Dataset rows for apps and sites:
● ● ●

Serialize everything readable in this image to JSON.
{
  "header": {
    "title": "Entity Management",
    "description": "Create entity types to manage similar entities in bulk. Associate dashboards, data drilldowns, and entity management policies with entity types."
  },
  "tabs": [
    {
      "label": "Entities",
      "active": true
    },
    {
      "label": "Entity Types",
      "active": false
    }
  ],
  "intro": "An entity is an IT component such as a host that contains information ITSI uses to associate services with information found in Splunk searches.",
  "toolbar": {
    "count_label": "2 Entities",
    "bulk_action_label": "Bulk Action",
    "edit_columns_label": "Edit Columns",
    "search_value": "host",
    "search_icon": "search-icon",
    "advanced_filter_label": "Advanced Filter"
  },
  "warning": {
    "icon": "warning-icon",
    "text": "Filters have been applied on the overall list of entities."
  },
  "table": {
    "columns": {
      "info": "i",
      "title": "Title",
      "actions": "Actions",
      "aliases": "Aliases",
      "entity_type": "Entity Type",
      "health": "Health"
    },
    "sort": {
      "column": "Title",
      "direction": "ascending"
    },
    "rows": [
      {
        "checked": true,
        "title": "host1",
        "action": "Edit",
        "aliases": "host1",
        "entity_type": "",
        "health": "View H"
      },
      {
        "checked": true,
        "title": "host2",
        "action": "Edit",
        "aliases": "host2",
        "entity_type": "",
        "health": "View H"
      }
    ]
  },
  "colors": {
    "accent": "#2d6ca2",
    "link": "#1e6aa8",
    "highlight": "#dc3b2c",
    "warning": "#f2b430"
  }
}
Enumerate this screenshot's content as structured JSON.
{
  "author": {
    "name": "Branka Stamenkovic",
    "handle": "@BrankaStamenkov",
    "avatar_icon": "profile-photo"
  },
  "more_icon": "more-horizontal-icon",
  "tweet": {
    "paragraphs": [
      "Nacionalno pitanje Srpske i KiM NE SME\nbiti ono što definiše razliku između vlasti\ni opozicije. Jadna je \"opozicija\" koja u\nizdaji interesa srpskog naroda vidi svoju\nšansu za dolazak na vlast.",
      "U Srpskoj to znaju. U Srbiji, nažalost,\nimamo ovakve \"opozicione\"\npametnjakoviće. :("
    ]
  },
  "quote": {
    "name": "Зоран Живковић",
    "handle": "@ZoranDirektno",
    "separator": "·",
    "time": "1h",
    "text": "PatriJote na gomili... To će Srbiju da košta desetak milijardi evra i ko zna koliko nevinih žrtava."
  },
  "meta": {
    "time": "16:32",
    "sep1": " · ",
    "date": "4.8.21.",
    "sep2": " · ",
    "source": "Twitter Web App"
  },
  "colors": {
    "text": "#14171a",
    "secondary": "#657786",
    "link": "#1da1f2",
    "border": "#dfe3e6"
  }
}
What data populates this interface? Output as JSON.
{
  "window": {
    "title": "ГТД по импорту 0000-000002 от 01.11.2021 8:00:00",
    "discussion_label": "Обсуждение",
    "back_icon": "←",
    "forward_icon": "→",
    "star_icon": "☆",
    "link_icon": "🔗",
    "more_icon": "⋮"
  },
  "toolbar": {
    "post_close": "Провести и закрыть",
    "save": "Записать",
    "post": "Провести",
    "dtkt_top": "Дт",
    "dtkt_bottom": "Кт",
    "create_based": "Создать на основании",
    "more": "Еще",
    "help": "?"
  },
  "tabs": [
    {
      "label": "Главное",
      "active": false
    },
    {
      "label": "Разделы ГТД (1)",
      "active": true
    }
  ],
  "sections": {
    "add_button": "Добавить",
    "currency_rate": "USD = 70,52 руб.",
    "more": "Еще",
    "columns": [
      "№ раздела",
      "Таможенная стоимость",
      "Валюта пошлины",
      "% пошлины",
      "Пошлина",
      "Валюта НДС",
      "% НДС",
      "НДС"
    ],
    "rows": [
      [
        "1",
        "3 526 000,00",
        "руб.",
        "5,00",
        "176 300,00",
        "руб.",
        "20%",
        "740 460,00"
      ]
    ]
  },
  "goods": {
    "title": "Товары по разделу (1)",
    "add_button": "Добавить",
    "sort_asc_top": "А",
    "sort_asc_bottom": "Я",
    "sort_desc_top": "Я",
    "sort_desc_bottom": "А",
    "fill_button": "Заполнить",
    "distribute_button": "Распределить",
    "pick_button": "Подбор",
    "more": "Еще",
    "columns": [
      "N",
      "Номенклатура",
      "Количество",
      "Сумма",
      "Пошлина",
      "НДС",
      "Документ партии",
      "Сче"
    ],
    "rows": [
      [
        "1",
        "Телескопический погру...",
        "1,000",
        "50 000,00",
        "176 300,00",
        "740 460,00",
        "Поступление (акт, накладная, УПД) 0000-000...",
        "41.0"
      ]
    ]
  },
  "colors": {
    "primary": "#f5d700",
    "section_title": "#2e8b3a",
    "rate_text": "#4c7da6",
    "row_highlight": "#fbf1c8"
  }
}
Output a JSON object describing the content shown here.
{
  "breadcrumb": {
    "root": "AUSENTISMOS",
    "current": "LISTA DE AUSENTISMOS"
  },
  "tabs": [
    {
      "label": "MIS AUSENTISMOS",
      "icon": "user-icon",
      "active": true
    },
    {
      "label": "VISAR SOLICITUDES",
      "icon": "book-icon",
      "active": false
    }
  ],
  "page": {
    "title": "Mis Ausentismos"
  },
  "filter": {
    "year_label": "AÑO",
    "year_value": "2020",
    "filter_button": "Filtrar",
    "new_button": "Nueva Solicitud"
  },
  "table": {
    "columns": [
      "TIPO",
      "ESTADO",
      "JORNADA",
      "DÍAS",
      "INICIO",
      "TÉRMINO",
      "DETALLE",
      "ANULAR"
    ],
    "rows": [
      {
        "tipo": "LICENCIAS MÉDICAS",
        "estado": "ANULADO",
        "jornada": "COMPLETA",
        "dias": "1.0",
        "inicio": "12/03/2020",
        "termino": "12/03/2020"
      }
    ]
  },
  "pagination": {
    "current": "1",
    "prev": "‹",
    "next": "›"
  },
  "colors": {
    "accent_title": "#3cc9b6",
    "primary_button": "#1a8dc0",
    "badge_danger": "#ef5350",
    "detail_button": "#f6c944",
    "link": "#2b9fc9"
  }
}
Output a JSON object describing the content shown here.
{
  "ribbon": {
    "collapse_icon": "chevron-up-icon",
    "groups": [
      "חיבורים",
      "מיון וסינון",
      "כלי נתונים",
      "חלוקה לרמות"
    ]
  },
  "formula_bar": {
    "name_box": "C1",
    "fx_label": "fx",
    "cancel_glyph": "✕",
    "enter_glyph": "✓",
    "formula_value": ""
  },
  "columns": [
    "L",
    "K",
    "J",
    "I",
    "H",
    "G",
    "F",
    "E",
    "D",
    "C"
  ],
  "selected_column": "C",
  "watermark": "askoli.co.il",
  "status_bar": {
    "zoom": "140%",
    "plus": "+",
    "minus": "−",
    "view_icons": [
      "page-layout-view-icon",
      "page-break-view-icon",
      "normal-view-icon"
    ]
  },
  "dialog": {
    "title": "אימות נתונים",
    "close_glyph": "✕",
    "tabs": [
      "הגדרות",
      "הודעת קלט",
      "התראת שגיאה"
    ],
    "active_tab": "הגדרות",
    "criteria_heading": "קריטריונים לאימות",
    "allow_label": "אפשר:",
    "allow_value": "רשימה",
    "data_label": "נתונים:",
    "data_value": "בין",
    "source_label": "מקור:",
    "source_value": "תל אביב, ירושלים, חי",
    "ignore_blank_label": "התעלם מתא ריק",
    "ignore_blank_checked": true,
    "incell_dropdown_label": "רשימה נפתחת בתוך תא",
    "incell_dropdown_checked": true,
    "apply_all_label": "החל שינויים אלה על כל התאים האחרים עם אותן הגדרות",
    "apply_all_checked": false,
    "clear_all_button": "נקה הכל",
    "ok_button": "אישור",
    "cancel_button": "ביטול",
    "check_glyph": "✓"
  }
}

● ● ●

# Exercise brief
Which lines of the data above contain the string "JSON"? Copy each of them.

# Solved problem
Serialize everything readable in this image to JSON.
Enumerate this screenshot's content as structured JSON.
What data populates this interface? Output as JSON.
Output a JSON object describing the content shown here.
Output a JSON object describing the content shown here.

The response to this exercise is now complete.